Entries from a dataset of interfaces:
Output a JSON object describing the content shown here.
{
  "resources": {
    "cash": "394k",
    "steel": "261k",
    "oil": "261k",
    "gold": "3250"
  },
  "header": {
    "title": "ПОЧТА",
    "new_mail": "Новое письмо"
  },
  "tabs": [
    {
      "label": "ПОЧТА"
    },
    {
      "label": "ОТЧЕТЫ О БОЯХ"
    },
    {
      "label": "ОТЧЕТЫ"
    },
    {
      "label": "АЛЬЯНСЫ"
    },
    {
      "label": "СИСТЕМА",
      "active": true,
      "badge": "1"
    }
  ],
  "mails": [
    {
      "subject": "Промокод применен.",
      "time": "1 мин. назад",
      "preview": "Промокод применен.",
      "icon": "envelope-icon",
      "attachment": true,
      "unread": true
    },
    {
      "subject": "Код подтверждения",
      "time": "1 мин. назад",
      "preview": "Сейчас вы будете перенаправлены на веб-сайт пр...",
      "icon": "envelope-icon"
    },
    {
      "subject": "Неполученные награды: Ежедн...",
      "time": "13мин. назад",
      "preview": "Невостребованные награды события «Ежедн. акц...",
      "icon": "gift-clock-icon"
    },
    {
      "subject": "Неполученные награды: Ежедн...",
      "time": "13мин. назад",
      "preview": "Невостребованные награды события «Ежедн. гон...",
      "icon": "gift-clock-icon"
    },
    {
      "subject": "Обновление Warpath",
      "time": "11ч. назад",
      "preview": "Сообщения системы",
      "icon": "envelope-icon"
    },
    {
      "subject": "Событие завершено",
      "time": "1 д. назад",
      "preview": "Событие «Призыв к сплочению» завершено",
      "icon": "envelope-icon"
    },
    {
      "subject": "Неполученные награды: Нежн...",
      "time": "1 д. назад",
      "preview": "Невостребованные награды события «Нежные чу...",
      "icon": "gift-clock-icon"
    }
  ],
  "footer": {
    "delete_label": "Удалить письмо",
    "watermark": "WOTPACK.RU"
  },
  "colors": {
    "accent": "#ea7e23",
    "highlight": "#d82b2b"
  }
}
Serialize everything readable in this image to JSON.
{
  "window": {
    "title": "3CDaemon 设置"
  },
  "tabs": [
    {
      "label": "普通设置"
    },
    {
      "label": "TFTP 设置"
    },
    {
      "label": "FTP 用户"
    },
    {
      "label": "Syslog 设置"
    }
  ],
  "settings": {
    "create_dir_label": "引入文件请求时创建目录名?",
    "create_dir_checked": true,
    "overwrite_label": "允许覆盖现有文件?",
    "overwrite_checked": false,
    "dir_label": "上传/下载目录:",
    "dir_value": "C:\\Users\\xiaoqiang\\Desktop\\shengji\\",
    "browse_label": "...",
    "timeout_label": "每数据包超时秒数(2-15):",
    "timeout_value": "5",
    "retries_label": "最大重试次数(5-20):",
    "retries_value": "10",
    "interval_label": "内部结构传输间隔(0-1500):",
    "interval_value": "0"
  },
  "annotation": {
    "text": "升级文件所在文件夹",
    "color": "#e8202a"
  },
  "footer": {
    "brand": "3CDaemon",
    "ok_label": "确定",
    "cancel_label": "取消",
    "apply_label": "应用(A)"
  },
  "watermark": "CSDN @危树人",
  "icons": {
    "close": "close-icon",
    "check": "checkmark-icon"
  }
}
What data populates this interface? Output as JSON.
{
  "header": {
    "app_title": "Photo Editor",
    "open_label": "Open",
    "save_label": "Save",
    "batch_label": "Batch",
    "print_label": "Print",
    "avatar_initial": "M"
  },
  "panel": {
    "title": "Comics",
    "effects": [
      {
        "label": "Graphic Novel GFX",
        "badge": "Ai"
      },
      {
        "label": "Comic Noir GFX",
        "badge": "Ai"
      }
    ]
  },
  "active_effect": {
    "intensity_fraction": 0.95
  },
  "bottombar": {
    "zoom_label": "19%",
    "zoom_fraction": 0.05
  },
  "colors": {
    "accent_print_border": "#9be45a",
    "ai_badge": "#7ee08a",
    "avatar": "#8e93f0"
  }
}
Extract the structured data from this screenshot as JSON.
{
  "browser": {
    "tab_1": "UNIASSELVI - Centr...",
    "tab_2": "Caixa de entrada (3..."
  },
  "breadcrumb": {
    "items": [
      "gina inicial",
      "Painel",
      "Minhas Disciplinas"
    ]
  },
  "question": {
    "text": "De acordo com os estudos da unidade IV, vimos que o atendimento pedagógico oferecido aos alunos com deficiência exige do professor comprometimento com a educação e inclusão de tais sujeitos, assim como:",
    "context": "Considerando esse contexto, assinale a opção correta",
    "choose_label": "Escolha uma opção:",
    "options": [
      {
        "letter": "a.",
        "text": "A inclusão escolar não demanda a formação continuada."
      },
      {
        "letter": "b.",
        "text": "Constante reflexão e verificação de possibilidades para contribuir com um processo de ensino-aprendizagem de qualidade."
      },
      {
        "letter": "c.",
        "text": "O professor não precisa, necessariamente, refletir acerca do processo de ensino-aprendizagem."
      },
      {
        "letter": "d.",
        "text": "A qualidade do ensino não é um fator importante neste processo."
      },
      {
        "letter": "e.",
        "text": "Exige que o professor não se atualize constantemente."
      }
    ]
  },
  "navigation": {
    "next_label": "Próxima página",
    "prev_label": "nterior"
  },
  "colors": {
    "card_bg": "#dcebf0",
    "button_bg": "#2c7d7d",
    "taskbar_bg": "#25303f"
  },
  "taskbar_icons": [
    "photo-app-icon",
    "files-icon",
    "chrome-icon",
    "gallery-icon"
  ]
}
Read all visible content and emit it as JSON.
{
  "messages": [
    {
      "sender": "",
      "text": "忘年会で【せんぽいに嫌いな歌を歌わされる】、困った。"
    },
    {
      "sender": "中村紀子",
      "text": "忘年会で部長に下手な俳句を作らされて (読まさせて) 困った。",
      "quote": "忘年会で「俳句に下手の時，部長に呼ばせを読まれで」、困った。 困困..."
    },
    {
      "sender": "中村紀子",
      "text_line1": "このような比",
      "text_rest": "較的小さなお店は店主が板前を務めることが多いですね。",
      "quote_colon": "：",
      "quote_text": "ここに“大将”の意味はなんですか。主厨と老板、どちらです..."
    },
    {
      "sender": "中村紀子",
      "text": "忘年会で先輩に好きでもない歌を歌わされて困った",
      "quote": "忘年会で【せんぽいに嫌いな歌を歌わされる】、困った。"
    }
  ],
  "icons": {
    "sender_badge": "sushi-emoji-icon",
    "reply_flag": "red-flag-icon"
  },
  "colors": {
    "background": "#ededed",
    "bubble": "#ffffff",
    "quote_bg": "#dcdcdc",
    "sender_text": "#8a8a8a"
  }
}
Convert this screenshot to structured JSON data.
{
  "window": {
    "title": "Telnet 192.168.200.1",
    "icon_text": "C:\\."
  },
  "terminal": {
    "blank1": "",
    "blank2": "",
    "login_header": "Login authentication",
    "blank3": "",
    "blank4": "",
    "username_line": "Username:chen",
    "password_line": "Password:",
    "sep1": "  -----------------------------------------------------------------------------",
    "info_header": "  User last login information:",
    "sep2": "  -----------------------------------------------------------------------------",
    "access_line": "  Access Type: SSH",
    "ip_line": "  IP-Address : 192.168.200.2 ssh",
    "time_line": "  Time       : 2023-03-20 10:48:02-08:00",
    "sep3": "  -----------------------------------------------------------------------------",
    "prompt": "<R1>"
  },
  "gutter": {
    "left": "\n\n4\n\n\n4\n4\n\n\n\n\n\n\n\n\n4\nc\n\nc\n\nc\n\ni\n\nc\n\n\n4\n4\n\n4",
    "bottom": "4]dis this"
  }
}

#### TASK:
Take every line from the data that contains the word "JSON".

#### PROBLEM SOLUTION:
Output a JSON object describing the content shown here.
Serialize everything readable in this image to JSON.
What data populates this interface? Output as JSON.
Extract the structured data from this screenshot as JSON.
Read all visible content and emit it as JSON.
Convert this screenshot to structured JSON data.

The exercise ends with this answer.